WORK INSTRUCTIONS => Only lines that contain the word "document" belong in the answer; copy them from the records below.

DATA SHOWN =>

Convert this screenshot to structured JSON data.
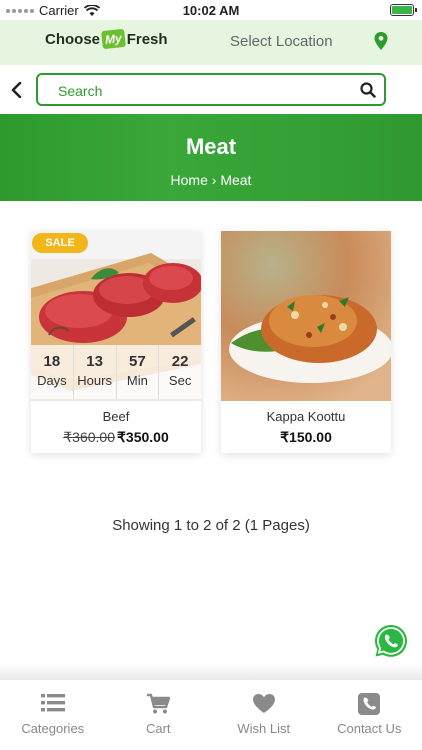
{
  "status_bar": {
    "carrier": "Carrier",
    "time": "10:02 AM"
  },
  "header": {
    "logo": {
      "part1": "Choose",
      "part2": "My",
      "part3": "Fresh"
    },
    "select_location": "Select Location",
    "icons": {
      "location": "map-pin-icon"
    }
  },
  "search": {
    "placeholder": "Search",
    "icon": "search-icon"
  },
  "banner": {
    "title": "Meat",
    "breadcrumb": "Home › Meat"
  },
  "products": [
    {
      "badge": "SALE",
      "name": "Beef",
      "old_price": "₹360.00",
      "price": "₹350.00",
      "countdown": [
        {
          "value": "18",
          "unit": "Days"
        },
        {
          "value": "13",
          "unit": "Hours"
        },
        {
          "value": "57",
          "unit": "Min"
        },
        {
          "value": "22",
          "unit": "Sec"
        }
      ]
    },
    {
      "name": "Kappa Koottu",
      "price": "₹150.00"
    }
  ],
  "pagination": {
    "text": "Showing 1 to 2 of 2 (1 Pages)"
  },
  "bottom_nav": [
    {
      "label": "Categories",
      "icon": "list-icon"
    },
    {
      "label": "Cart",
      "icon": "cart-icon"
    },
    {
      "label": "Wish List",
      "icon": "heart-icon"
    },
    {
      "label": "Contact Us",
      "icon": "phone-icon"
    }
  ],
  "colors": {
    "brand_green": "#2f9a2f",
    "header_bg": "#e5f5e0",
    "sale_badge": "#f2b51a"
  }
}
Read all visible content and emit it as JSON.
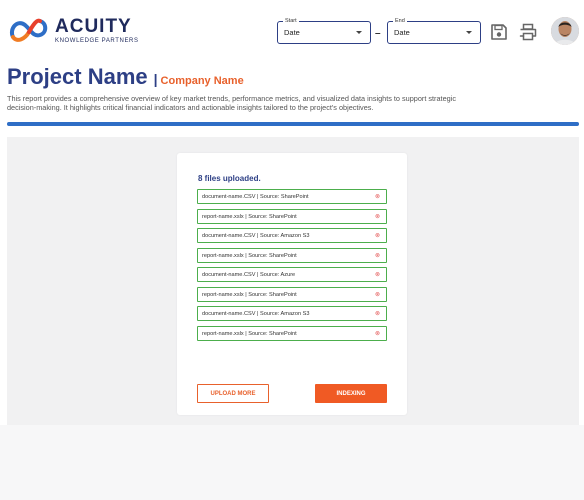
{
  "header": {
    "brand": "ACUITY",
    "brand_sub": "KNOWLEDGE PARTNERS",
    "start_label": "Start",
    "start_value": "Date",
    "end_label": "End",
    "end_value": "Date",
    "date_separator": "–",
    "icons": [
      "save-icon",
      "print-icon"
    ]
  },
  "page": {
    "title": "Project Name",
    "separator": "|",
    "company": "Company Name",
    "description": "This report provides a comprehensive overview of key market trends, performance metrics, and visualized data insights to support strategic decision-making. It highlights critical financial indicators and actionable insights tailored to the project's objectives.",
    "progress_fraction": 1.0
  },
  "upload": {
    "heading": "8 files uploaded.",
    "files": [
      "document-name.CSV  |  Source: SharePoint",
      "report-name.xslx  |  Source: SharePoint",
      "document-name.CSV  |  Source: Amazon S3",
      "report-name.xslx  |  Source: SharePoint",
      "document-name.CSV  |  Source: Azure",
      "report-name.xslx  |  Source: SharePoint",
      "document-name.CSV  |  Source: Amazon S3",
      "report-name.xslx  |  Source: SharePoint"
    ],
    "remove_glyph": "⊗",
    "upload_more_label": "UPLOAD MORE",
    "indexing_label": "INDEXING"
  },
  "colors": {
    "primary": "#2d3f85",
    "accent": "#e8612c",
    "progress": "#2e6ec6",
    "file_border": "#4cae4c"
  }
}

RESULT FOR THIS TASK =>
      "document-name.CSV  |  Source: SharePoint",
      "document-name.CSV  |  Source: Amazon S3",
      "document-name.CSV  |  Source: Azure",
      "document-name.CSV  |  Source: Amazon S3",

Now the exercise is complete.